Nokia's good news is that it doubled sales of its Lumia smartphones quarter-to-quarter and has more cash than expected. The bad news: It lost nearly $1.88 billion during the quarter.
Nokia is mid-slog through swampland, gritting its teeth as it trudges toward what it swears is higher ground ahead.
On July 19 the phone maker delivered a second-quarter earnings report nearly as cringe-worthy as expected. While it posted a net loss of approximately $1.88 billion, it also managed to double the number of Lumia smartphones it sold during the quarter, from 2 million in Q1 to 4 million units in Q2.
The other bit of good news: Its cash reserves were better than analysts expected$5.15 billion instead of $4.54 billiongiving it a bit more leeway on its slog.
Naturally, the message from CEO Stephen Elop was: onward and upward.
While Q2 was a difficult quarter, we are demonstrating our determination to carefully manage our financial resources, improve our operating model and improve our competiveness, Elop told analysts on the call
, before launching into explanations of each area.
Regarding the phone maker's ability to compete, Elop touched first on the feature phone market, saying that Nokia sold 73 million phones during the second quarter, representing a quarter-to-quarter increase, and that it has introduced new features for these devices aimed at an attractive market.
Moving on to smart devices, he noted that the Lumia phones were well-received, pointing to a recent Neilsen rating in which 95 percent of Lumia 900 owners said they'd recommend the phone to others.
In February 2011 Elop announced a new allegiance to Microsoft, as part of a last-ditch move to save Nokia. Despite the doubled sales of the Lumia phones, which run Windows Phone 7.5 and are the first result of the partnership, they've been overwhelmed by the success of Samsung's Galaxy smartphone lineup and Apple's ongoing success with the iPhone.
The Lumia phones were also set up for a hit
when Microsoft announced in June that the phones won't be able to receive the Windows Phone 8 upgrade it has been working on.
Still, Elop, again looking forward, remarked:
We expect the launch of Windows 8 for PCs and tablets, plus the launch of Windows Phone 8, to be a catalyst for Lumia. Windows Phone 8 will share the same Metro user experience and the core operating system technologies as Windows 8, providing a similar platform for developer applications across devices. As Microsoft shared, the look and feel of the Lumia interface is to become familiar to millions of people through PCs, tablets and Xbox consoles.

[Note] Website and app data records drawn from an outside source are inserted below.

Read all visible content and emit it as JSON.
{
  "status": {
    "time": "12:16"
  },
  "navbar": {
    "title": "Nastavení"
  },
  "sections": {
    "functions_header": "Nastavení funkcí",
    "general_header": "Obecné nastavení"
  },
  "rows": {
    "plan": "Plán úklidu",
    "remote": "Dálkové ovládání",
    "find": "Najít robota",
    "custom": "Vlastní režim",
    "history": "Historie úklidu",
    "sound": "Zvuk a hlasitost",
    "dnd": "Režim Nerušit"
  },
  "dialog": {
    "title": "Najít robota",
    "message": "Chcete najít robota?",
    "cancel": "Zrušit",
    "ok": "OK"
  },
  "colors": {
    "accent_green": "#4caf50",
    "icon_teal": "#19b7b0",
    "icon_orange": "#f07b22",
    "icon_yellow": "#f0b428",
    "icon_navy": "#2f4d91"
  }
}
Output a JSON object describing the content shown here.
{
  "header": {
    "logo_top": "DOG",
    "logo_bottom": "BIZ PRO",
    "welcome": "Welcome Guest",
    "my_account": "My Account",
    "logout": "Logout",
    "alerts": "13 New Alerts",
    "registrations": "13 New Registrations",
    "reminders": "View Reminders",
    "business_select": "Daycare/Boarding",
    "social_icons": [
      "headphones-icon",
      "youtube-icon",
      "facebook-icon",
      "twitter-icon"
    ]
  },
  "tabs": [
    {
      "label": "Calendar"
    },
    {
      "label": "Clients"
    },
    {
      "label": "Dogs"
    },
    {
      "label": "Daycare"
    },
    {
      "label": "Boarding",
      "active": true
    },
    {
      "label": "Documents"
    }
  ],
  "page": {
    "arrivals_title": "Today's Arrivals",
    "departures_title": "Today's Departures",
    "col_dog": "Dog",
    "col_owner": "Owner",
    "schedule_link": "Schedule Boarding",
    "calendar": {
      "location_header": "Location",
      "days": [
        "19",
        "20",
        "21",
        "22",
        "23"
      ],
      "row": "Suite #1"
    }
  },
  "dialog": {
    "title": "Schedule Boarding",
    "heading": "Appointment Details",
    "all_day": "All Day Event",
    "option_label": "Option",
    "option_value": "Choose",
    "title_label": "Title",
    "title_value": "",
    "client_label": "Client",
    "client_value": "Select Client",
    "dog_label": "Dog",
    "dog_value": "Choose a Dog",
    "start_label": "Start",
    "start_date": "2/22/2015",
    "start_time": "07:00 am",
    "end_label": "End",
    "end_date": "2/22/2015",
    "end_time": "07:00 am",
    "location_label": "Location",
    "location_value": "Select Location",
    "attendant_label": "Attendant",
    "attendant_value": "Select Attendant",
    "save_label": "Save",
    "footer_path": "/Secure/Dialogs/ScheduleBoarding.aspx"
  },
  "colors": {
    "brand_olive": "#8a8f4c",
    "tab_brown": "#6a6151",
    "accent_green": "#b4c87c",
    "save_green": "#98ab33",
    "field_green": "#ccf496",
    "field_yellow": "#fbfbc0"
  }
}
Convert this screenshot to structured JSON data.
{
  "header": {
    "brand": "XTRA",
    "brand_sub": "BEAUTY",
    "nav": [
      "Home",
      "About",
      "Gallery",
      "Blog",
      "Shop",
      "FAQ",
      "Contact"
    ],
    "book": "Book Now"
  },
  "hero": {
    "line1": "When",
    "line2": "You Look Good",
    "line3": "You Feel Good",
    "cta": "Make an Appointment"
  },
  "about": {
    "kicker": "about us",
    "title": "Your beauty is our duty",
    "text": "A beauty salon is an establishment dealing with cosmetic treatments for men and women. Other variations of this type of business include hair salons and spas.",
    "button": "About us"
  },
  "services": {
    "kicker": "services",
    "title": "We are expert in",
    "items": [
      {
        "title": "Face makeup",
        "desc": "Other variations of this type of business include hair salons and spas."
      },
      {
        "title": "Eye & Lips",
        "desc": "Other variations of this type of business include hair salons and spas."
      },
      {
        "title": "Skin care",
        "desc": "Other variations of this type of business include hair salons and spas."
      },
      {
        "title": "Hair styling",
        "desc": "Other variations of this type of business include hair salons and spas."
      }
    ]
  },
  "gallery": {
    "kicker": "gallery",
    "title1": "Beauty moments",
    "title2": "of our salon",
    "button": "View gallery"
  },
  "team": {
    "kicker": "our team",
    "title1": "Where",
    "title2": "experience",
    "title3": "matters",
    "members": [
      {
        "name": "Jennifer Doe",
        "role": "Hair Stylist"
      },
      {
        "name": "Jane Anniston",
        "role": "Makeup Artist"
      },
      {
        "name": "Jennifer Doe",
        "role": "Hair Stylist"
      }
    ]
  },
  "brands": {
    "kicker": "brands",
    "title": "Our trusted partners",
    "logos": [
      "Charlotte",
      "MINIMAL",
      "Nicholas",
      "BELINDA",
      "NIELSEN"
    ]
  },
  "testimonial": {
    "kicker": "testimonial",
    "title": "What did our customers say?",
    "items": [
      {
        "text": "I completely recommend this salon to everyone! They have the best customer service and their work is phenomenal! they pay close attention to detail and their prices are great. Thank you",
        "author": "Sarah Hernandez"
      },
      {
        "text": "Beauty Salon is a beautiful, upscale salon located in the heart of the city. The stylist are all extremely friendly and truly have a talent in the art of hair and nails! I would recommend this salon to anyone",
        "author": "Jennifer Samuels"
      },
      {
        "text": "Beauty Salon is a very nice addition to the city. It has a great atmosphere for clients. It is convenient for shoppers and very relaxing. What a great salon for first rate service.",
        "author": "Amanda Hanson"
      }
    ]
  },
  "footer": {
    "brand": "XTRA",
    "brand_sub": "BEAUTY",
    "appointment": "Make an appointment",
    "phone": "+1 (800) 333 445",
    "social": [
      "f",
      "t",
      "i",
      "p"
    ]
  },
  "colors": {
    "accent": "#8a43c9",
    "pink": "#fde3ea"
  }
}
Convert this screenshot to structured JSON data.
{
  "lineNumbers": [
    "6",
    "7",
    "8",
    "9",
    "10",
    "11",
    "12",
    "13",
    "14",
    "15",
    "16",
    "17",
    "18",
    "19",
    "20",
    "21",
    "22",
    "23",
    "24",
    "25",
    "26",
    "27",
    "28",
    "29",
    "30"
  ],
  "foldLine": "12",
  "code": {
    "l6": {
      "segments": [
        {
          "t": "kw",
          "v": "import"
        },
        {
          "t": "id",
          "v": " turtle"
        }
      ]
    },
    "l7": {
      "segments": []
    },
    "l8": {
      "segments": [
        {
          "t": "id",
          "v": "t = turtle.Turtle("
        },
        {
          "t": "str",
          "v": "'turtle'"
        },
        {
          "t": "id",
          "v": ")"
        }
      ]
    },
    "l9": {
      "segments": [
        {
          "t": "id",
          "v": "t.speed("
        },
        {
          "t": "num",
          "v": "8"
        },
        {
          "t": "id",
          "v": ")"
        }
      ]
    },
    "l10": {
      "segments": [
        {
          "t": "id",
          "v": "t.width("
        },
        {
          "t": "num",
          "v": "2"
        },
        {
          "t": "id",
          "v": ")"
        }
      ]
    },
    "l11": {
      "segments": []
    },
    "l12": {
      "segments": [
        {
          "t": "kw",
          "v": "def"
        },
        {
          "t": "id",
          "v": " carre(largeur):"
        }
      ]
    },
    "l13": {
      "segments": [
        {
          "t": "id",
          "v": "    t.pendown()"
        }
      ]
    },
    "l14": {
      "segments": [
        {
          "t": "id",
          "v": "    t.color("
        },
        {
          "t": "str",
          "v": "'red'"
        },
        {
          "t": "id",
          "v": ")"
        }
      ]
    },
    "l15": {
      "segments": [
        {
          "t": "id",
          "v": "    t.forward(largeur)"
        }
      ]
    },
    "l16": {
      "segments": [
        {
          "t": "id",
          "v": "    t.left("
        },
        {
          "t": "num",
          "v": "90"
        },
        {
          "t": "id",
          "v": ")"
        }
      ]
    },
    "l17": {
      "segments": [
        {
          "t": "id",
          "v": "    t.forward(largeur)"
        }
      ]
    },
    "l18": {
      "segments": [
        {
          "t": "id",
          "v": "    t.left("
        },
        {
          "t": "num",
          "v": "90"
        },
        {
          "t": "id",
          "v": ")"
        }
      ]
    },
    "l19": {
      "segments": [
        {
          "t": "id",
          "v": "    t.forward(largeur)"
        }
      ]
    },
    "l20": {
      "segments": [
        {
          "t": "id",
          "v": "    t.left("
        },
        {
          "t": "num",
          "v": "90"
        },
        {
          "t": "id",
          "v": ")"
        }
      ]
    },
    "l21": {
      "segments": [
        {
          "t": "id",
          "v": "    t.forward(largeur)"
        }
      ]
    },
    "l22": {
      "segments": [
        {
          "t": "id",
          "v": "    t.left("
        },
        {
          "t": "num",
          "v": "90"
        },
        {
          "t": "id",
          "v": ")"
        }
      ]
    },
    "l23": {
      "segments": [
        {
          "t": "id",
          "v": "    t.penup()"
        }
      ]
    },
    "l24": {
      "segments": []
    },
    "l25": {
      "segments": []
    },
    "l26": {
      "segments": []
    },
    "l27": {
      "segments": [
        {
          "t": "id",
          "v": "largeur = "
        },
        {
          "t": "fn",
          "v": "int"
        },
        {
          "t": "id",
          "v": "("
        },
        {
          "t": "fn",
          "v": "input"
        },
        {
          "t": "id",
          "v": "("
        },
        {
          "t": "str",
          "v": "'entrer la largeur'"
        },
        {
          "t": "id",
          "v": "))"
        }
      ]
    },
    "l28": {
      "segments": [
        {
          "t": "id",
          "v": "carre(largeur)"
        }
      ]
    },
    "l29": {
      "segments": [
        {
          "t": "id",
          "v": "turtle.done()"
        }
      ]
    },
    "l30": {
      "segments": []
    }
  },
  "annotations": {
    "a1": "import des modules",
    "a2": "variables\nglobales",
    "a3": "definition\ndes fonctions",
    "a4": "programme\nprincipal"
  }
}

Plus, we anticipate that Microsoft will launch a bold and aggressive marketing campaign for Windows 8, which we believe will have a halo effect for Lumia. And as the lead mobile partner for Microsoft, we plan to deliver competitive smartphones with Windows Phone. We intend to broaden the price point range of Lumia devices to price points both higher for better gross margins and lower for volume. Additionally, we are investing in the materials, new technologies and location-based services for a great consumer experience.
For the Lumia devices that won't receive the WP 8 upgrade, Elop said there will be ongoing updates, including WiFi tethering, flip to silence, media content streaming and exclusive applications like some from Zynga. They'll also receive an update with the WP 8 start screen, camera updates and updates to Nokia Drive, Nokia Transport and Nokia Music.
Julia Jest, a research analyst with Informa Telecoms & Media, believes Nokia is right to persevere with Windows Phone, despite criticisms that it may have turned instead to Google's Android OS.
As a stand-alone OS, Windows Phone will not succeed and will remain a niche product, Jest said in a July 19 research note. However, Microsoft has a huge market share in terms of desktop computers, laptops and Ultrabooks. The release of Windows 8 across multiple platforms, including the new Surface tablet, will provide the consumer with more exposure to the OS's unique features and benefits, and will give the boost in sales that Nokia needs.
Despite Nokia's ongoing struggles to attract U.S. consumers, Jest says the bigger challenge for Nokia will be maintaining its market share in Chinanow the world's largest phone marketwhere local brands are making inroads.
While Nokia is running out of time, says Jest, it still has sufficient cash to make it through subsequent quarters, and is willing to do whatever it takes¦
Follow Michelle Maisto on Twitter.